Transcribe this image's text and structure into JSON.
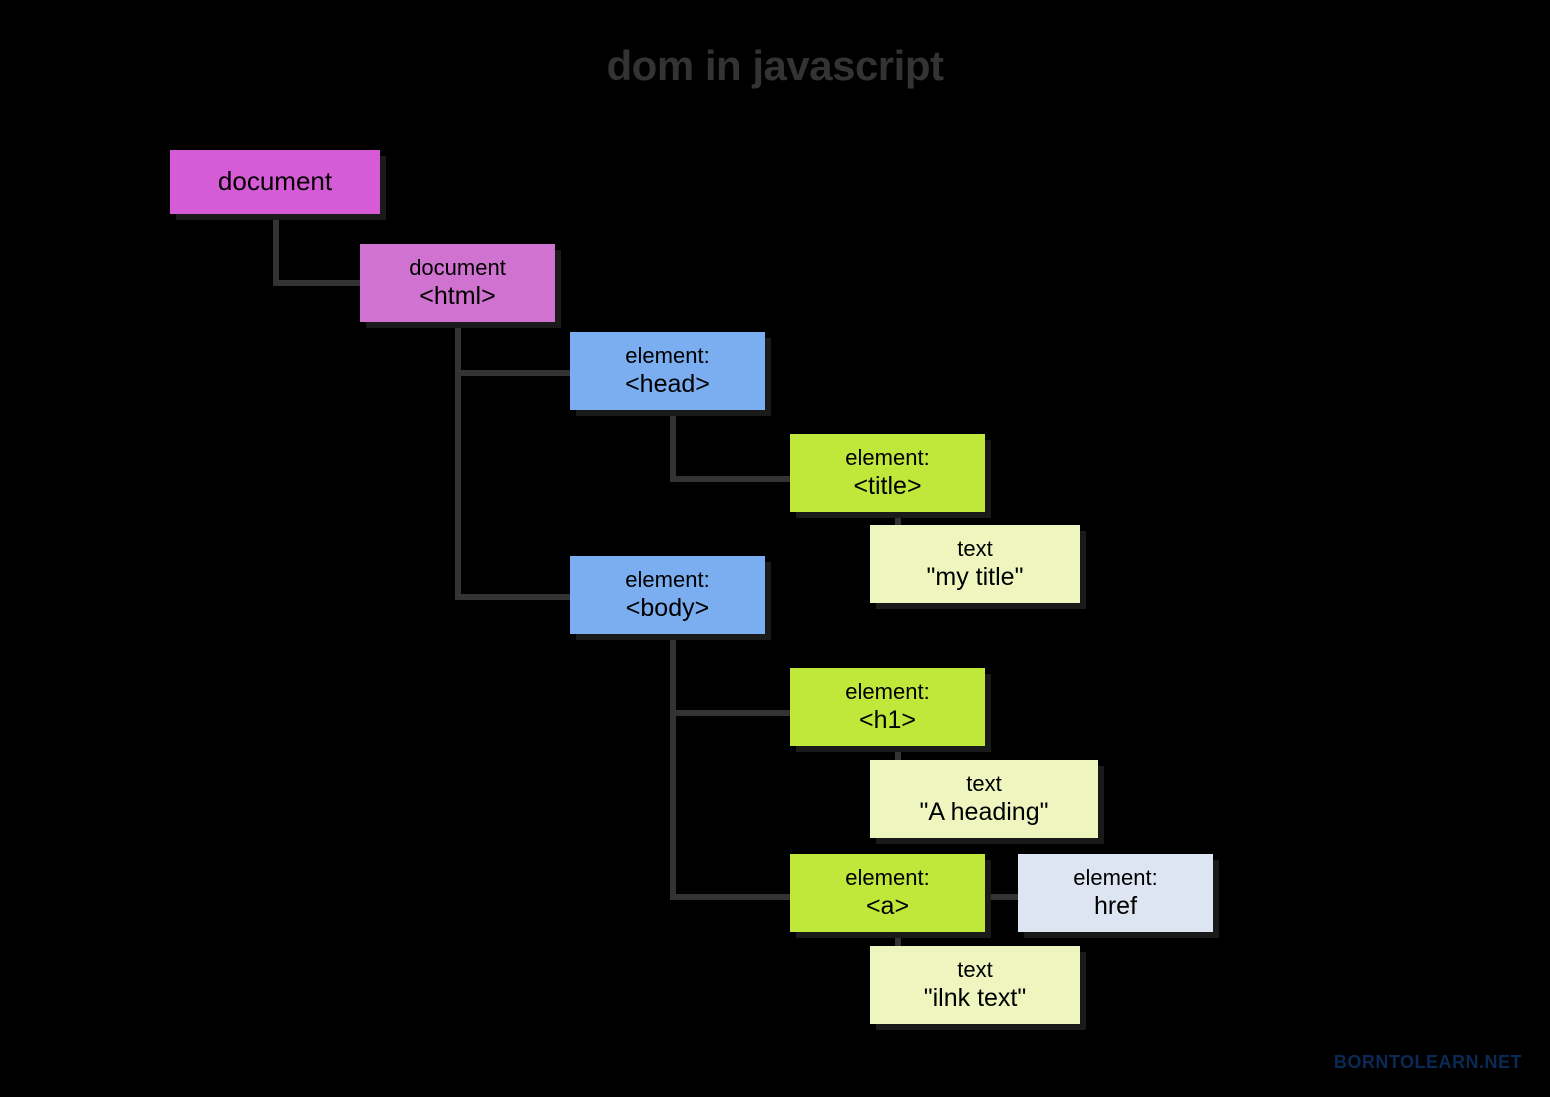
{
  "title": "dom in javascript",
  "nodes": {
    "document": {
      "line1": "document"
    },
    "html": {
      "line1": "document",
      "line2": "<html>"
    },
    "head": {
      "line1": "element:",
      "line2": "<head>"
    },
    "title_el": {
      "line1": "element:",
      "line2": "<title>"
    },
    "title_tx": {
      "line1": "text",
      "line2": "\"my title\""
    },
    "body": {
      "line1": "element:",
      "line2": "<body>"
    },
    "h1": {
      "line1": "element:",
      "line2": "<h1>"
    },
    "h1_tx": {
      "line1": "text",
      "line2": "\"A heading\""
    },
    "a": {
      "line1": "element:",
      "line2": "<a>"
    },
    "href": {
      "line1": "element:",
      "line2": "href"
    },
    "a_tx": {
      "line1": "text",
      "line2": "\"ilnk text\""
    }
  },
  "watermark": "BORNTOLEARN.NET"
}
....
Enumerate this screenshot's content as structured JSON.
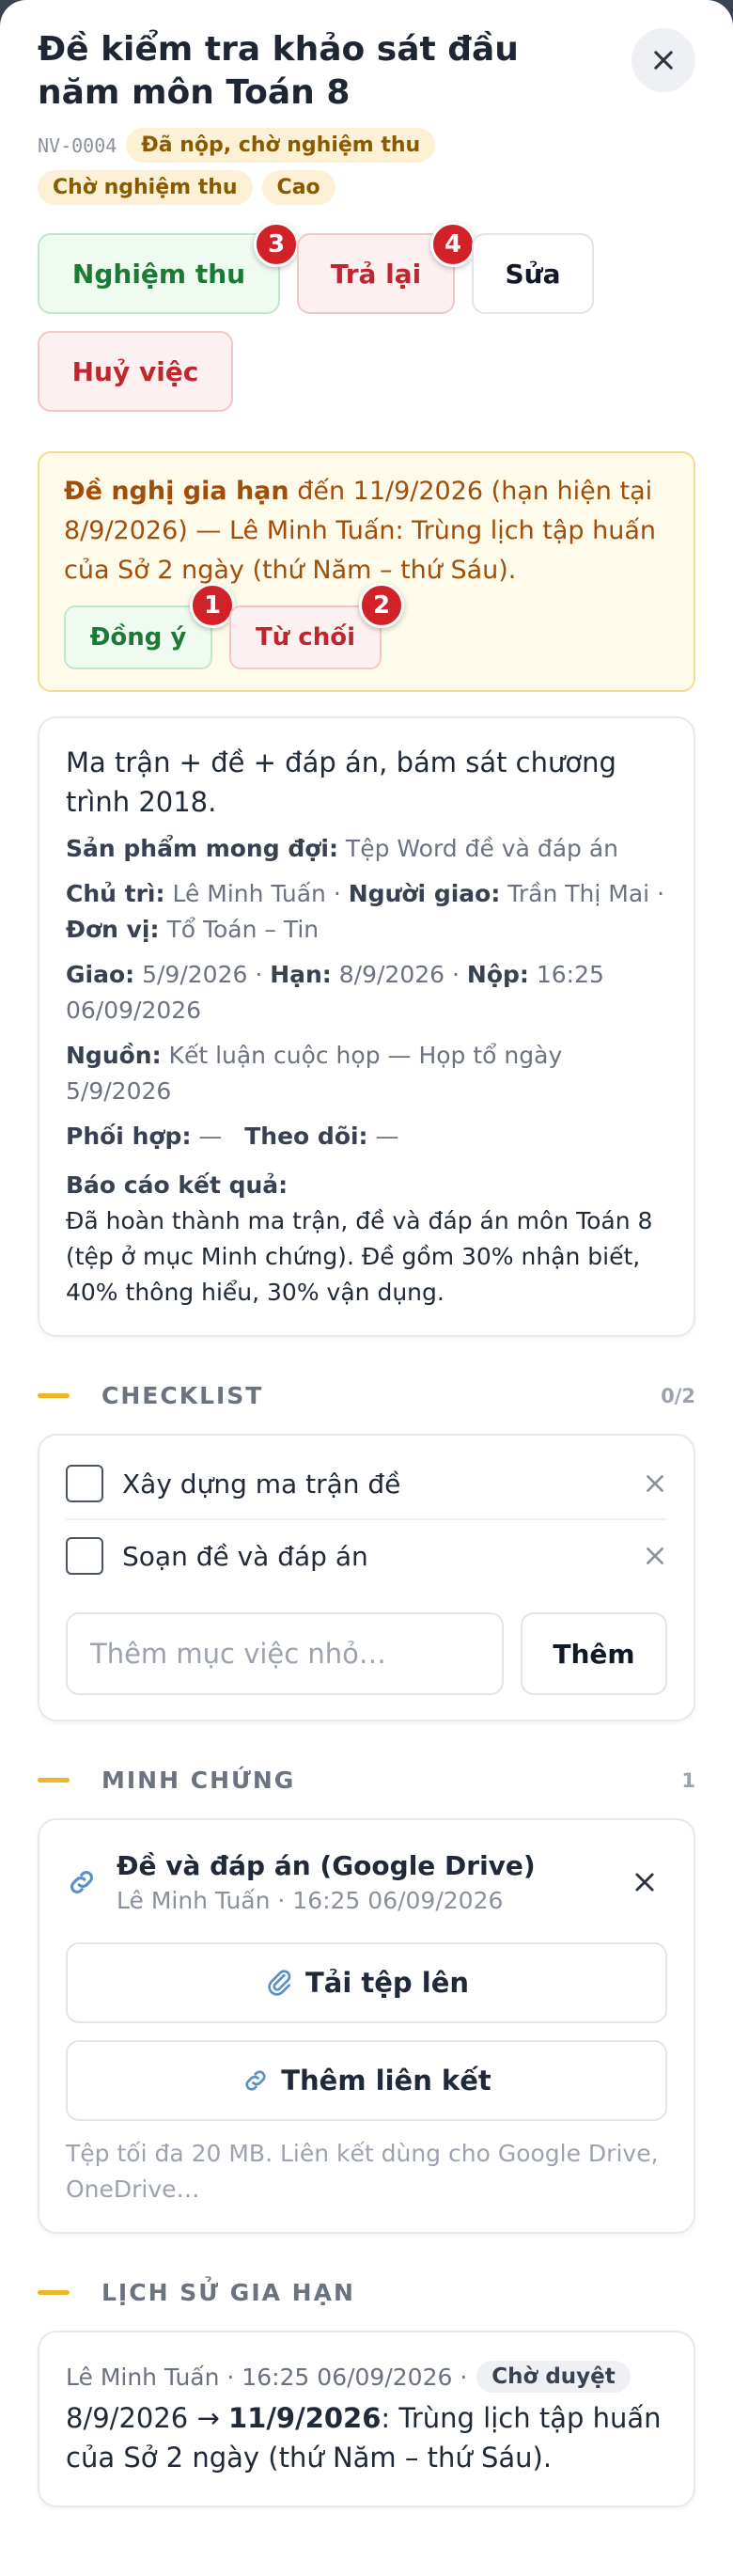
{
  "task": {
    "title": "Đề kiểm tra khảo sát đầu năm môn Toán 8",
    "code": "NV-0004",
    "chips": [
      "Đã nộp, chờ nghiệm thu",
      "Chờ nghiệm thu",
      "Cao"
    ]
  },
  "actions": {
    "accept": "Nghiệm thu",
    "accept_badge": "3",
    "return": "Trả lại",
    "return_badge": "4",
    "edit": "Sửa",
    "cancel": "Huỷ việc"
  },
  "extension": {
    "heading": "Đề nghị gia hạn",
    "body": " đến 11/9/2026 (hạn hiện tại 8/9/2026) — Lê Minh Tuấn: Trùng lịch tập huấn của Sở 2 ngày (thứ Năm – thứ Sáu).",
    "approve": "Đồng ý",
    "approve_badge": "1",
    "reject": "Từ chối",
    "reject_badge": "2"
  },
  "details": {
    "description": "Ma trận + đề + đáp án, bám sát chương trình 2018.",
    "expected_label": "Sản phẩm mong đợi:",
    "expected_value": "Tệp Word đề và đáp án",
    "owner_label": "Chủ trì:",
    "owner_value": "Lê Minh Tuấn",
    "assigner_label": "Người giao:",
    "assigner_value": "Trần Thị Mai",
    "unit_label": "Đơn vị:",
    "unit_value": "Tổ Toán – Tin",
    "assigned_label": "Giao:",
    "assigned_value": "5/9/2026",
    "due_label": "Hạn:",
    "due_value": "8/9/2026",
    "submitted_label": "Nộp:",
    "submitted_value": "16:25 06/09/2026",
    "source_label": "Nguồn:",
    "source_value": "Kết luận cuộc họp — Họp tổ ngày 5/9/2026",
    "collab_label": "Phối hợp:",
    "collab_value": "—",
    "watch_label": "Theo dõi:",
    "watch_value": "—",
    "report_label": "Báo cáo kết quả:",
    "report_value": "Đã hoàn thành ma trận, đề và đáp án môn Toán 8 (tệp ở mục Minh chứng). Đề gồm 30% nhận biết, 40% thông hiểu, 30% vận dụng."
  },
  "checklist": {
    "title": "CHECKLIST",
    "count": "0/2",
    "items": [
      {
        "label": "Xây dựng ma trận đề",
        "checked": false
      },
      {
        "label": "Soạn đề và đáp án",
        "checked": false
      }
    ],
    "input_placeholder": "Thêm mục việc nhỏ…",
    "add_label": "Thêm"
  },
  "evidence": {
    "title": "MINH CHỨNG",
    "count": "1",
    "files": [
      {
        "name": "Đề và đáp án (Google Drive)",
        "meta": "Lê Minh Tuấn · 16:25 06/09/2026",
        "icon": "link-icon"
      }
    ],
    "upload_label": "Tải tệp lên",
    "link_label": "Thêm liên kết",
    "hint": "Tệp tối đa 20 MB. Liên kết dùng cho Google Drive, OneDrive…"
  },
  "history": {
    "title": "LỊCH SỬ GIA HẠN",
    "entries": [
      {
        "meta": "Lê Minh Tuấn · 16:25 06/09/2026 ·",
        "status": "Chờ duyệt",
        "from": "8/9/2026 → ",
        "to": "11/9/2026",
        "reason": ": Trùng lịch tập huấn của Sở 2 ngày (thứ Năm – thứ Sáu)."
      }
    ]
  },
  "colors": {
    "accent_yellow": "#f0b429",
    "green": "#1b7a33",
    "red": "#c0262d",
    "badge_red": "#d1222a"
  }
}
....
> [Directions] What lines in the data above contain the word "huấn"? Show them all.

> [Solution for this task]
    "body": " đến 11/9/2026 (hạn hiện tại 8/9/2026) — Lê Minh Tuấn: Trùng lịch tập huấn của Sở 2 ngày (thứ Năm – thứ Sáu).",
        "reason": ": Trùng lịch tập huấn của Sở 2 ngày (thứ Năm – thứ Sáu)."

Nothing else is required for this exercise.